The cost of having children in Cayman can vary wildly. With the help of Cayman Parent Magazine publisher Joanna Boxall, we have approximated a range of lifetime costs for some of the main expenses.
Our budget is far from definitive and many families will fall outside of the ranges here. Some have no choice but to make things work for less, others have the resources to spend far more. Costs here are based on one child from birth through university.
Starting a family usually means additional housing costs. Organized real estate data in Cayman is in short supply but it is clear that a two- or three-bedroom house costs significantly more than a one-bedroom condo. Based on a sampling of rental costs on CIREBA’s website, we estimated the cost of that upgrade at somewhere between $1,000 and $2,000 a month.
Lifetime cost: Low: $216,00, Medium: $324,000, High: $432,000
The additional electricity and water costs of having at least one child are hard to quantify. Those extra baths, laundry runs and meal times do add up however. Based on the experiences of parents we interviewed, we put that cost at between $30 and $100-a-month.
Lifetime cost: Low: $6,480, Medium: $12,960, High: $21,600
Costs can vary immensely depending on where and how you shop. Based on the experiences of contributors to this article, we put the range at between $50 and $100 per week.
Lifetime cost: Low: $46,800 Medium: $70,200, High: $93,600
Cost of Living
For the basics we estimated $300-500 per year, though many parents spend more in reality.
Lifetime cost: Low: $5,400, Medium: $7,200, High: $9,000
The cost of childcare in the early years can vary from the no-cost support of retired grand parents or a stay-at-home parent to the support of a full-time salaried nanny. In between, private day care centers and pre-schools come at a range of different costs, from around $6,000 per year up to $12,000 in some cases.
Lifetime cost (5 years): Low: $5,000, Medium: $50,000, High: $100,000
Public schools are free to parents who can access them, though there are some costs involved in paying for books, school trips, uniforms and other equipment. Private school costs range form $10,000-a-year, to $20,000-a-year up to age 18.
Lifetime cost: Low: $6,500, Medium: $130,000, High: $260,00
Scholarships, loans and summer jobs can ease the burden for some students, but the cost of getting through university is significant. The average tuition costs for a four-year degree at a US college is $40,000-a-year. In the UK it’s approximately $12,000 annually for a three-year degree.
Lifetime cost: Low: $0 (with full ride scholarship), Medium: $36,000 (UK university), High: $160,00 (US University)

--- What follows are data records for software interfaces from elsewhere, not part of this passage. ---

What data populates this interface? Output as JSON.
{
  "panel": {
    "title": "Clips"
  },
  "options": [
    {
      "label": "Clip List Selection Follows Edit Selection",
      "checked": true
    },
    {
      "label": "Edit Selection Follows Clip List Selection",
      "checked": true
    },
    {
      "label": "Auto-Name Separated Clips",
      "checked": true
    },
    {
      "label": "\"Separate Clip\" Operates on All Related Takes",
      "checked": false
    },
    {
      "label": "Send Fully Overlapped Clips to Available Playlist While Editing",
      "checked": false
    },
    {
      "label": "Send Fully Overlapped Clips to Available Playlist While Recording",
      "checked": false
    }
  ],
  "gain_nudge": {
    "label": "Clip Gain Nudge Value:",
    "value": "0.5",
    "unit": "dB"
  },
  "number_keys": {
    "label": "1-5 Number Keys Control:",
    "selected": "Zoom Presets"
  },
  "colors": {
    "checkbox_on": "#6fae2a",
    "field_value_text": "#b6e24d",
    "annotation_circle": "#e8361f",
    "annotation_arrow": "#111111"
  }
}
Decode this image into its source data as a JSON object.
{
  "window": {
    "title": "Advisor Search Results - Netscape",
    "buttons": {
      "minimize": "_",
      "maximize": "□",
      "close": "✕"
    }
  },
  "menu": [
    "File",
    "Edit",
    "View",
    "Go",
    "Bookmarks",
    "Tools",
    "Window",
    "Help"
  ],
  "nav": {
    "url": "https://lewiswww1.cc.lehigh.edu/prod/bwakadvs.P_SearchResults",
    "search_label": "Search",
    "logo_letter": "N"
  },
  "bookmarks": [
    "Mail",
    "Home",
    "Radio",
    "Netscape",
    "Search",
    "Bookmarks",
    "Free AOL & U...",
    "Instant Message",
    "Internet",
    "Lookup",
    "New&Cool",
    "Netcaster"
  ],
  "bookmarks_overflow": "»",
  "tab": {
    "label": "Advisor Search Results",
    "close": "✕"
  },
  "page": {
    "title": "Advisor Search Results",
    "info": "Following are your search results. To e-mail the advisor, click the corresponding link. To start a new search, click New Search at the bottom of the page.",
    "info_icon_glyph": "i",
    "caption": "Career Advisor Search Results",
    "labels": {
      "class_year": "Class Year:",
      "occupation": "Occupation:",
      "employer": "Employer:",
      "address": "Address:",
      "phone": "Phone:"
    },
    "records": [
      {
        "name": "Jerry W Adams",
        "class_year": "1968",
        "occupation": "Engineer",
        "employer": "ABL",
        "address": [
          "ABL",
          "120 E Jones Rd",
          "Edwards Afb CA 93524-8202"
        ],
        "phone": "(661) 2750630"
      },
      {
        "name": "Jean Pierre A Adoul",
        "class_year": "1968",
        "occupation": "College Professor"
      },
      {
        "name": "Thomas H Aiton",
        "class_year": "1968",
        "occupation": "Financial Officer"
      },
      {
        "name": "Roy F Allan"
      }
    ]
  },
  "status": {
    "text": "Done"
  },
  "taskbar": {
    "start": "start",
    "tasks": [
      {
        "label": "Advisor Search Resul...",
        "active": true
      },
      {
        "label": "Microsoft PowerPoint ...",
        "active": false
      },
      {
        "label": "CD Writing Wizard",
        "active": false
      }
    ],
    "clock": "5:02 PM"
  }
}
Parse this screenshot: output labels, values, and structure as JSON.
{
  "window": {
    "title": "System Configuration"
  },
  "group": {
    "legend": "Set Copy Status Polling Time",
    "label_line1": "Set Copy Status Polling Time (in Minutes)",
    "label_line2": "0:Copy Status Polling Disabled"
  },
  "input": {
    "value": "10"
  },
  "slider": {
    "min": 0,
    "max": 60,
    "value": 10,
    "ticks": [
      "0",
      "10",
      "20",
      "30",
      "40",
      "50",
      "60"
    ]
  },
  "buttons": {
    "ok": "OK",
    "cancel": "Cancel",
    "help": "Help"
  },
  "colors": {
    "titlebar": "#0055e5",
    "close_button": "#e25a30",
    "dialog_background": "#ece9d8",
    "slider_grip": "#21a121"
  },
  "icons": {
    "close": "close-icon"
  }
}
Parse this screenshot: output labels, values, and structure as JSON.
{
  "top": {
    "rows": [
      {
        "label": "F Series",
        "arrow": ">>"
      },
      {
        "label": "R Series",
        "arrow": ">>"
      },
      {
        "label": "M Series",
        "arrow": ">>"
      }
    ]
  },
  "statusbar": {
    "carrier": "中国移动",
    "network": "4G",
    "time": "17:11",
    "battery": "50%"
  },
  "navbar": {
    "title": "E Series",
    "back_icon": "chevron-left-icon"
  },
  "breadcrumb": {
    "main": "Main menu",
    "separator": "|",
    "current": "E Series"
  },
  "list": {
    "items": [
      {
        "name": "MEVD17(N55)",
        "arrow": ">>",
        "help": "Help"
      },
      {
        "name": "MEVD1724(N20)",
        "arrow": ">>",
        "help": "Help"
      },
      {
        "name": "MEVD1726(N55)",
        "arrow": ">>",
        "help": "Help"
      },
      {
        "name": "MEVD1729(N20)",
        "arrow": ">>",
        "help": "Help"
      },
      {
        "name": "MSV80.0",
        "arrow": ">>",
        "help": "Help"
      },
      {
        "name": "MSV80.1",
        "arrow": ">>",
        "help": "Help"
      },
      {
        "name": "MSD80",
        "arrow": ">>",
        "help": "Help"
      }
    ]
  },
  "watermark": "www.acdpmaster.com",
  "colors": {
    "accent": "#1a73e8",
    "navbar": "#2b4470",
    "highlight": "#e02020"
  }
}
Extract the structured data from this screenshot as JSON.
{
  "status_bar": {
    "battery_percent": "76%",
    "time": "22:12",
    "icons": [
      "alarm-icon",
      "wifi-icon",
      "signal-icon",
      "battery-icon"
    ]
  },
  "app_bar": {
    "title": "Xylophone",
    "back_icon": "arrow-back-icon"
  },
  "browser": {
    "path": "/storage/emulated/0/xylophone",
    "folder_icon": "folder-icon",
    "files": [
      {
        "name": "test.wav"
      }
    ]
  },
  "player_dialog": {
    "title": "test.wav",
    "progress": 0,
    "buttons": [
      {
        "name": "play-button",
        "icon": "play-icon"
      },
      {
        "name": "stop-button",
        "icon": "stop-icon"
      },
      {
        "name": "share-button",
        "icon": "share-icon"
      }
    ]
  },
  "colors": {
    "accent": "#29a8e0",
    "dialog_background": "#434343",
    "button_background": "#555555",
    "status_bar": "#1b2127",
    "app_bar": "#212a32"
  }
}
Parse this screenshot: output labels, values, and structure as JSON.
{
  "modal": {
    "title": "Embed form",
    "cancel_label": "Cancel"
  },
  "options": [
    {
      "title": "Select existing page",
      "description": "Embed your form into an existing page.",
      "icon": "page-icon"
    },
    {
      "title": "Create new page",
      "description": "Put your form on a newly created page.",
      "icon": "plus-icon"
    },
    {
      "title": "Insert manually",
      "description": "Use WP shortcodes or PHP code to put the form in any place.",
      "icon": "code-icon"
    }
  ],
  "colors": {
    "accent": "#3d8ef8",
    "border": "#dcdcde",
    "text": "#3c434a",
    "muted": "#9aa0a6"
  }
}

Health insurance broker Jeanette Verhoeven estimates the multiplier for adding a child to your health insurance at between 1.6 and double the single rate, depending on your plan. At the lower end, for those on the Standard Health Insurance Coverage, that would likely mean additional costs of around $200, she estimates. The range and complexity of more comprehensive packages make precise costs hard to determine. For simplicity we put the range between $200 and $600.
Lifetime cost: Low: $43,200, Medium: $64,800, High: $86,400
Additional medical costs
Those with less comprehensive policies are likely to face higher co-pays for drugs, doctors visits, dentists and unexpected emergencies. We budgeted $500-$1,000 annually for this, though specific needs like occupational or speech therapy can take the costs well above that.
Lifetime cost: Low: $9,000 Medium: $13,000, High: $18,000
After school clubs/activities
A surprising extra cost for a lot of parents, the total for after-school clubs cost can depend on the number and extent of the hobby. The YMCA’s subsidized after-school program can reduce costs and some sports like football and rugby are cheap, while others like horse riding and tennis are less so. We put the range at $100-500 a month from years 5-16.
Lifetime cost: Low: $13,200, Medium: $39,600, High: $66,000
While many hobbies and sports are elective, swimming is considered an essential expense in an island surrounded by water, we put the cost at $50-a-week for between 6 and 12 months.
Lifetime cost: Low: $1,200, Medium: $1,800, High: $2,400
Adding the costs of vacations depends on your definition of essential expenses. For some expat families, travelling back to their home country with children, is a necessary expense.
As a rough estimate we included in our budget an annual two-week trip to Florida, budgeting an additional $500 for plane tickets and $200-a-day for 14 days of accommodation and activities compared with a similar trip without children.
Lifetime cost: $46,200 (based on 14 trips)
Another elective expense that can be as high or as low as each parent decides or can afford. Everything from iPads to sports equipment costs money and there is the added expense (surprisingly high for some) of friends’ birthday parties. We put the cost at between $200 and $1,00 a year up to age 16.
Lifetime cost: Low: $3,200, Medium: $8,000, High: $16,000